“Especially with the lifestyle the two of you live? I don’t mean your gay lifestyle, I mean how you live. You’re both on the road how much of the year? How are you going to make it work when this is what happens when he’s only been gone for one day?”
Two days, actually, but who’s counting? I wanted her to shut up, but she was right, you know? She was a terrible hypocrite but that didn’t stop her from being right.
I patted her on the arm and stood up to try to get away from her perfume for a minute and draw a clear breath. “It’s not that,” I said, even though I thought it was. Something about being with someone who was insincere made me want to be insincere back at her, I guess. “It’s this place. Living in a hotel room is depressing after a while.”

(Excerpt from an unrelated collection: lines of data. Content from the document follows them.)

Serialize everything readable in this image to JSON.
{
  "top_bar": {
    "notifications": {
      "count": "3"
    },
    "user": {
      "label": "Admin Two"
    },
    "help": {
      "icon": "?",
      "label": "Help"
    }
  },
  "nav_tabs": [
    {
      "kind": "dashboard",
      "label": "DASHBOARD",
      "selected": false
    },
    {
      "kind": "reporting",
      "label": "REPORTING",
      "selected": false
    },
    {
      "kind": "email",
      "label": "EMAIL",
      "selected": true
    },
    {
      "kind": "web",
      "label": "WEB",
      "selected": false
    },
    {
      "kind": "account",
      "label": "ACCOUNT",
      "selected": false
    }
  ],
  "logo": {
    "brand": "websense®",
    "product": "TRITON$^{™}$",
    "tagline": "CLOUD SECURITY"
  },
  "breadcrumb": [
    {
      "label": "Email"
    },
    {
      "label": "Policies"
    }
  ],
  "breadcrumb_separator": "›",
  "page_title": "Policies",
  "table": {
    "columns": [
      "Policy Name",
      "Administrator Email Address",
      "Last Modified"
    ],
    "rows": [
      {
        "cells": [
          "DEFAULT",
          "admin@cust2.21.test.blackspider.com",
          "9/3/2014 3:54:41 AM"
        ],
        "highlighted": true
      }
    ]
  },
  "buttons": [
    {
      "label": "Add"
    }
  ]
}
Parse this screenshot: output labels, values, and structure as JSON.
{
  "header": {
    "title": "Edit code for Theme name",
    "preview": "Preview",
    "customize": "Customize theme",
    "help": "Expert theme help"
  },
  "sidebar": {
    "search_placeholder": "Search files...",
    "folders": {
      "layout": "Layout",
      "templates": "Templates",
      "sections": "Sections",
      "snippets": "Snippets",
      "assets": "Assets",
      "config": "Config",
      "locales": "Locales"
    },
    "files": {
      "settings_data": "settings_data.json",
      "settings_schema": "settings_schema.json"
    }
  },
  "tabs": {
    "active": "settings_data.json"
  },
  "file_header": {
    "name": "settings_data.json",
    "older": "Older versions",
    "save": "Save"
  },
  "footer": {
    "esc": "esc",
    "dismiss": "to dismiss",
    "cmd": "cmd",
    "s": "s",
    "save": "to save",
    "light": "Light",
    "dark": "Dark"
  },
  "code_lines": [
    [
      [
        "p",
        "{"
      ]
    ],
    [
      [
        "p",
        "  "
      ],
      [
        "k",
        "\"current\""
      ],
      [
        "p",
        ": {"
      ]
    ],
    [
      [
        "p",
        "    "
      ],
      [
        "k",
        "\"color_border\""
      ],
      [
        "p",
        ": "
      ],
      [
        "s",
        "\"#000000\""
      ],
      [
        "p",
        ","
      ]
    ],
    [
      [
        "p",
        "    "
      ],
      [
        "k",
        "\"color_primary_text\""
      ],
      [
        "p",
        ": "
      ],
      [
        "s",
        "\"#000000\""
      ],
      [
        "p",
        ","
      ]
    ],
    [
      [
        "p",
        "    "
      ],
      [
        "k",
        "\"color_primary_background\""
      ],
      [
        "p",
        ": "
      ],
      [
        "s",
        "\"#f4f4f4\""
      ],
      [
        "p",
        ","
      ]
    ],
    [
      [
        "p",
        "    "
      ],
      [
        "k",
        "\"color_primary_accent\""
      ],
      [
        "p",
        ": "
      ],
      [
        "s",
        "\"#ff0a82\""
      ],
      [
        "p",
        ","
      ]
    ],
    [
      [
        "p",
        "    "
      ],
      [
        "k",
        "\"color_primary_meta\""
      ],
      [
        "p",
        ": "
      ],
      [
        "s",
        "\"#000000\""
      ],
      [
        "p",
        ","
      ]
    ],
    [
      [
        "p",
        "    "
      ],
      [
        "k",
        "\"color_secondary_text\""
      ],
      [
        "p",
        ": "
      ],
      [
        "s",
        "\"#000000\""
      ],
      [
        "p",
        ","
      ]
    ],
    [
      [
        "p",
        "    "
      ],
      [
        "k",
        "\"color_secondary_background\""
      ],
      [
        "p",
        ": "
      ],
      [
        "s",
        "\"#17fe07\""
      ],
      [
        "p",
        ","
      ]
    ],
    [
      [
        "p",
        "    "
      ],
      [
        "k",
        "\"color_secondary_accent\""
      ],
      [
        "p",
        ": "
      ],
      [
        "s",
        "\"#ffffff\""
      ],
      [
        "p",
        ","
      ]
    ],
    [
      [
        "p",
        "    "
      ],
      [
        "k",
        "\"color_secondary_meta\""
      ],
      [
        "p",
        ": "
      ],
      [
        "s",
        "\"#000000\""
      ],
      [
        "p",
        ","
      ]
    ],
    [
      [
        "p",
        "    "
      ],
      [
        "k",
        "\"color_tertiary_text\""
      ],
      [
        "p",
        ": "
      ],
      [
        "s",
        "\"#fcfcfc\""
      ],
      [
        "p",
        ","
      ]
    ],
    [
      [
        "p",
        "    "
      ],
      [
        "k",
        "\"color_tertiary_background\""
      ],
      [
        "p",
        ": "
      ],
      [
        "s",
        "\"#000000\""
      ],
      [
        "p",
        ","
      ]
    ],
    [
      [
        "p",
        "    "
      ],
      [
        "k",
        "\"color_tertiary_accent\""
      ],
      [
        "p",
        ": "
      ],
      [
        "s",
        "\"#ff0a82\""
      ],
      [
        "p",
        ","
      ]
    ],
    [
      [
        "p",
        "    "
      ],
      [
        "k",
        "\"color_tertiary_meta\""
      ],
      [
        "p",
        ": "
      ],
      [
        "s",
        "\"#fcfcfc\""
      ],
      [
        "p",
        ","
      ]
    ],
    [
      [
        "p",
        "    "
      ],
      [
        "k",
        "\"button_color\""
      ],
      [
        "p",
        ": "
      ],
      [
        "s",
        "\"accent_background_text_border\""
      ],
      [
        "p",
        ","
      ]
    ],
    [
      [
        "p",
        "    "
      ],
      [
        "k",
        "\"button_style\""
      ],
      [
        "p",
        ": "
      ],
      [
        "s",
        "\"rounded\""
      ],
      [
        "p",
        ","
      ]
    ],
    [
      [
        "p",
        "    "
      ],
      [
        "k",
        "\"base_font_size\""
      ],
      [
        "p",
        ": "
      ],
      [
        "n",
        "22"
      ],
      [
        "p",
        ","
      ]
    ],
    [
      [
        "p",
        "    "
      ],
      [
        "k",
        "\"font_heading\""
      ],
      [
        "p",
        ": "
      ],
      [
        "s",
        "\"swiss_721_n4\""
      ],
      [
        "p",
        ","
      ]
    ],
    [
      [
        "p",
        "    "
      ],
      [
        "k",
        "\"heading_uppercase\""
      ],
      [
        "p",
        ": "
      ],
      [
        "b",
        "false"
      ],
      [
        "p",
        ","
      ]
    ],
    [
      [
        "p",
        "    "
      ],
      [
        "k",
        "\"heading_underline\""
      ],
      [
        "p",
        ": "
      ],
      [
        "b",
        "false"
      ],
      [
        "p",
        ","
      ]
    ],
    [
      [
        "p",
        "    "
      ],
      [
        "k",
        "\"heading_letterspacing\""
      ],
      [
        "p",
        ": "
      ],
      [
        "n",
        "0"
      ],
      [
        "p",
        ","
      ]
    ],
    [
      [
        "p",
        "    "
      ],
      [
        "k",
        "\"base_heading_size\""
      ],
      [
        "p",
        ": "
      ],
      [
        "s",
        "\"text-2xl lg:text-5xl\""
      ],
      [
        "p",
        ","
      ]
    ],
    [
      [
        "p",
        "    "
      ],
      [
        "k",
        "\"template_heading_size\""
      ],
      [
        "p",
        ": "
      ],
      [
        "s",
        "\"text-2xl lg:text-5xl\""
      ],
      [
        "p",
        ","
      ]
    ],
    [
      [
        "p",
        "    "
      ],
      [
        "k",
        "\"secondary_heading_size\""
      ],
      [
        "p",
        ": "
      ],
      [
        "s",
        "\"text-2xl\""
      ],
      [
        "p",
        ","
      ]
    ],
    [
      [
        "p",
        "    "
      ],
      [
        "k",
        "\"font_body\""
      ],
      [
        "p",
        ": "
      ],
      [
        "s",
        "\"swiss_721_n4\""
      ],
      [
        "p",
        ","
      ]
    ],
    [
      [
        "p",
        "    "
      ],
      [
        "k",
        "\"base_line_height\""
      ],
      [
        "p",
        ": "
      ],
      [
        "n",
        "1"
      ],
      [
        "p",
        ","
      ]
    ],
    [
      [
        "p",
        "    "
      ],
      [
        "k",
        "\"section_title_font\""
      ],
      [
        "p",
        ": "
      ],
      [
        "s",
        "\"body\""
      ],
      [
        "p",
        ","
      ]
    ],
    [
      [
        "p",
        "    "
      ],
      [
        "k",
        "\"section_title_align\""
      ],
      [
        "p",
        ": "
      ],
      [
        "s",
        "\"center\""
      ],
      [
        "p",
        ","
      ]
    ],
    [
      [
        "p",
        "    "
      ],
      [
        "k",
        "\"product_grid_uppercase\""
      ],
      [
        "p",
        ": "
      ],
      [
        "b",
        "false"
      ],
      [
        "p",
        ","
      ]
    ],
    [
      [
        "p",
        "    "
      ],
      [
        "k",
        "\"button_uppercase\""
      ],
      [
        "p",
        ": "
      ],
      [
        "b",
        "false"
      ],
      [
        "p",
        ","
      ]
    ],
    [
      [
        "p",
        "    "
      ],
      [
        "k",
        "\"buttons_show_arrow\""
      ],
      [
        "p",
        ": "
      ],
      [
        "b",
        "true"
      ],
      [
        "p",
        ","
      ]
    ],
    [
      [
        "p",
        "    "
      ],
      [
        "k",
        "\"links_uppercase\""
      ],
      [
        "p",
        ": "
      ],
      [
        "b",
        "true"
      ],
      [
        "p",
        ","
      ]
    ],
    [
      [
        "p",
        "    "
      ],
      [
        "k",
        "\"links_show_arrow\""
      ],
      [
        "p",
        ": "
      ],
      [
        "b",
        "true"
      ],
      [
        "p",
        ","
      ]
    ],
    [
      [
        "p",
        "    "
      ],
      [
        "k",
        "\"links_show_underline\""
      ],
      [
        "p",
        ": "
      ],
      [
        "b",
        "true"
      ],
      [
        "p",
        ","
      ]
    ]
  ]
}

“Oh, I quite agree.”
“Okay, good. Let’s see if we can move out of here. I was thinking we should try to rent a place closer to your treatment center.” And farther from Ricky and nosy staff members.
She pressed her palm to her sternum with a grimace. “If we must.” She stood then. “Well. I don’t think I’m going to get back to sleep at this point, so I’m going to go down and see about breakfast. Mr. Richardson said he would save me a chocolate chip muffin if they got one in today’s bakery delivery.”
She meant the manager guy with the too-tight tie. I want to pause here for a moment to unpack that last thing Claire said. It sounds completely innocuous and kind of nice, doesn’t it? Like, oh, she had a conversation with the guy and gee, chocolate chip muffins are nice. But I knew it couldn’t be a completely true statement. For one thing, I knew the motel didn’t get a “bakery delivery.” They bought pastries wholesale at Costco and kept them in a freezer in the back They thawed some out each day depending on how many guests were around. So had the manager lied to her to make her think they were baked fresh? Or did she make up the part about the bakery to make it sound nicer? Had he actually promised her a muffin? Or was that part made up, too, to make it sound like she was getting special treatment?
Did Claire even like chocolate chip muffins? Or had she noticed that I did and wanted to one-up me somehow…?
It’s a rabbit hole one never reaches the bottom of because if you dig into it, it’ll just keep going.
And Ziggy wonders why I’m hung up on wanting the truth to be clear cut.
Speaking of Ziggy: “I’ll come join you in a few. After I call him back.”
“All right, dear. I’ll see if I can snag us the real estate section of the paper.”
I shut the door behind her and then stood there feeling very tired. I had slept maybe four hours and the Benadryl was still in my system. I went and washed my face to wake me up some and then got dressed.
And then I picked up the phone. First, a page to Ziggy’s number, since I didn’t know where he was. Then a call to Carynne to tell her I was okay, in case he’d really started rallying the troops. I got her voice mail. She probably wasn’t even in the office yet. I told her I was fine but that we should probably talk later.
Then I tried Sarah’s and Ziggy’s apartments in quick succession. No answer at either place.
Out of reflex, I almost tried calling Jordan. His place was the next most logical place to look for them in the city, after all. Or it would have been, if Jordan had still been alive.
I wanted to throw the phone against the wall.
(This song was apparently a Top 40 hit around the time this chapter took place. I don’t remember it at all, though. I guess I was kind of busy. And maybe it wasn’t played in Tennessee. -d)